TY - JOUR T1 - Land use is a determinant of plant pathogen alpha- but not beta-diversity. AU - Makiola,Andreas, AU - Dickie,Ian A, AU - Holdaway,Robert J, AU - Wood,Jamie R, AU - Orwin,Kate H, AU - Glare,Travis R, Y1 - 2019/07/17/ PY - 2018/11/21/received PY - 2019/06/20/revised PY - 2019/06/26/accepted PY - 2019/7/18/pubmed PY - 2019/7/18/medline PY - 2019/7/18/entrez KW - environmental DNA KW - high-throughput sequencing KW - illumina KW - metabarcoding KW - plant pathogen communities JF - Molecular ecology JO - Mol. Ecol. N2 - Little is known about the diversity patterns of plant pathogens and how they change with land use at a broad scale. We employed DNA metabarcoding to describe the diversity and composition of putative plant pathogen communities in three substrates (soil, roots, and leaves) across five major land uses at a national scale.
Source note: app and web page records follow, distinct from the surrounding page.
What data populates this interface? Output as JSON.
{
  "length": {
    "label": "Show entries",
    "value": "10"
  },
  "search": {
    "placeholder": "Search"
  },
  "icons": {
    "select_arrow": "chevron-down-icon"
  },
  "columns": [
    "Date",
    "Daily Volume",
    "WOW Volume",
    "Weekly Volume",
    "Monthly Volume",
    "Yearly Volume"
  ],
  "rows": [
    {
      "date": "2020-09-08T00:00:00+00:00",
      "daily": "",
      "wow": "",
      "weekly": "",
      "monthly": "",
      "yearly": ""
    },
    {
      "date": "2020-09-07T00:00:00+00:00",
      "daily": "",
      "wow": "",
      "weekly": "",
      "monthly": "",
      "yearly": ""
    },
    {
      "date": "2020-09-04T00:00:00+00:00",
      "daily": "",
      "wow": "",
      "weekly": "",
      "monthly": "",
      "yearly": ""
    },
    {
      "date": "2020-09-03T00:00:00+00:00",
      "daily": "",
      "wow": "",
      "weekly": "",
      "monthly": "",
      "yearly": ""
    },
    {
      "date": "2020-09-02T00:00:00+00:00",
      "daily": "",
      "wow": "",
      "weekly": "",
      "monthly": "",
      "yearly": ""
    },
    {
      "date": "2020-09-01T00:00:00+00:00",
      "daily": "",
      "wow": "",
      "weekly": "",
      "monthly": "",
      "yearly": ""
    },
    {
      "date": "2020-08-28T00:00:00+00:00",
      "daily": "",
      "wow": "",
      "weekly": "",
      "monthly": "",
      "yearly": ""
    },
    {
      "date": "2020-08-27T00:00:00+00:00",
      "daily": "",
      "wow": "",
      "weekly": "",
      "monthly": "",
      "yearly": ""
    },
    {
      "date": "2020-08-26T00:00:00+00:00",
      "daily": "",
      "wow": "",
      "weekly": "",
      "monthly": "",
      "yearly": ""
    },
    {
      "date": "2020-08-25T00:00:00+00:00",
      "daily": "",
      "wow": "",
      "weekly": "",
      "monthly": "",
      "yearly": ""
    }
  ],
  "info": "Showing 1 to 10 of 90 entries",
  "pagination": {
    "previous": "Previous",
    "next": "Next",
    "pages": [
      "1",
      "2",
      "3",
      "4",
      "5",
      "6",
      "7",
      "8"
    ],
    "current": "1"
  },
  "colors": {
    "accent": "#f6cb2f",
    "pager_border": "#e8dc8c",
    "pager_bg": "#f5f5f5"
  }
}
Almost all plant pathogen communities (fungi, oomycetes, and bacteria) showed strong responses to land use and substrate type. Land use category could explain up to 24% of the variance in composition between communities. Alpha-diversity (richness) of plant pathogens was consistently lower in natural forests than in agricultural systems. In planted forests, there was also generally low pathogen alpha-diversity in soil and roots, but alpha-diversity in leaves was high compared with most other land uses. In contrast to alpha-diversity, differences in within-land use beta-diversity of plant pathogens (the predictability of plant pathogen communities within land use) were subtle. Our results show that large-scale patterns and distributions of putative plant pathogens can be determined using metabarcoding, allowing some of the first landscape level insights into these critically important communities. SN - 1365-294X UR - https://www.unboundmedicine.com/medline/citation/31314933/Land_use_is_a_determinant_of_plant_pathogen_alpha-_but_not_beta-diversity L2 - https://doi.org/10.1111/mec.15177 DB - PRIME DP - Unbound Medicine ER -